Germany Says It Foiled Bomb Plot
Thursday, September 6, 2007
BERLIN, Sept. 5 -- German authorities said Wednesday that they had disrupted a "massive" bombing plot targeting American interests in Germany, and they expressed alarm at evidence that the three local suspects had visited militant camps in Pakistan -- the latest example of people traveling from Europe to that country for terrorist training.
Prosecutors said the men -- two Germans who had converted to Islam and a Turkish citizen who lived in Germany -- had trained at camps in Pakistan run by the Islamic Jihad Union, a Central Asian network that is a close ally of al-Qaeda.
Counterterrorism officials said the three were among more than a dozen residents of Germany who had journeyed to Pakistan in recent months and were subsequently arrested or placed under surveillance.

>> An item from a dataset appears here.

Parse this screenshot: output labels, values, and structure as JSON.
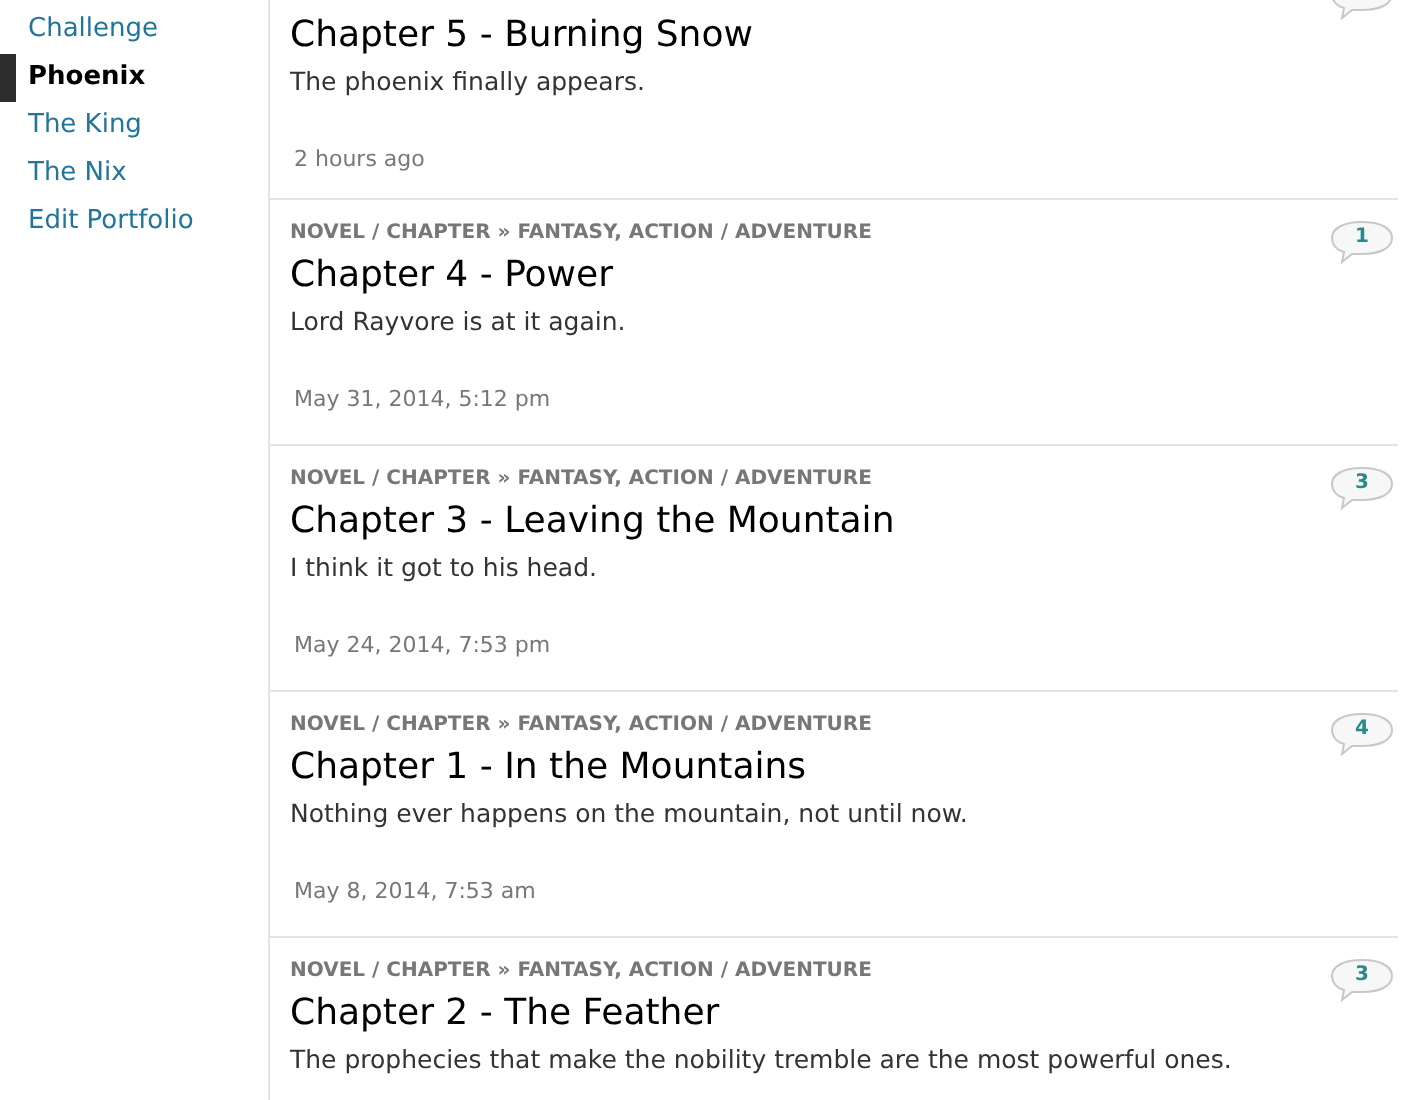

Key suspects in the London transit system attacks in July 2005 and a plot to blow up transatlantic airliners last summer also received training in Pakistan before returning to Europe for attacks, investigators believe.
U.S. intelligence officials have said in recent weeks that al-Qaeda and its affiliates have reconstituted themselves in Pakistan's remote mountain regions along the border with Afghanistan and have bolstered their ability to launch attacks on the West from there.
German authorities said that the three men arrested Tuesday, all in their 20s, were aiming at American facilities or sites likely to result in American casualties but that it was unclear whether they had settled on a target. Security officials said evidence indicated that Ramstein Air Base, a major U.S. and NATO installation, and Frankfurt's international airport ranked high on the list of sites under consideration.
"We were able to succeed in recognizing and preventing these most serious and massive bombings," Federal Prosecutor Monika Harms said at a news conference in the city of Karlsruhe.
Police arrested the three men Tuesday afternoon after raiding a two-story white cottage the men had rented in Oberschledorn, a hilly burg of about 900 people north of Frankfurt. One of the men escaped through a window and was grabbed by officers as he sprinted through the village, officials said.
Authorities said the group had accumulated more than 200 gallons of a concentrated hydrogen peroxide solution that is a key ingredient in homemade bombs used by terrorist groups.
"This would have enabled them to make bombs with more explosive power than the ones used in the London and Madrid bombings," Joerg Ziercke, chief of the German federal police, told reporters. On display at the news conference where Ziercke and Harms spoke were large blue containers that police reported seizing from the men.
Authorities said that in July police had secretly exchanged the suspects' supply of the liquid with a harmless substance but allowed the men to continue their plot.
Peroxide-based explosives have been used in several al-Qaeda-sponsored attacks, including the kitchen-built backpack bombs that exploded on the London transit system on July 7, 2005, killing 52 passengers and four attackers. The bombs used in the March 11, 2004, train attacks in Madrid were made from dynamite.
In late February, in one of his earliest appearances on Capitol Hill as director of national intelligence, Mike McConnell described the revival of al-Qaeda training of recruits in Pakistan's North Waziristan mountains. Without giving details, he said a number of terrorist "plans and activities have been shut down or disrupted." He warned that al-Qaeda elements in Iraq, Syria and Europe were planning attacks.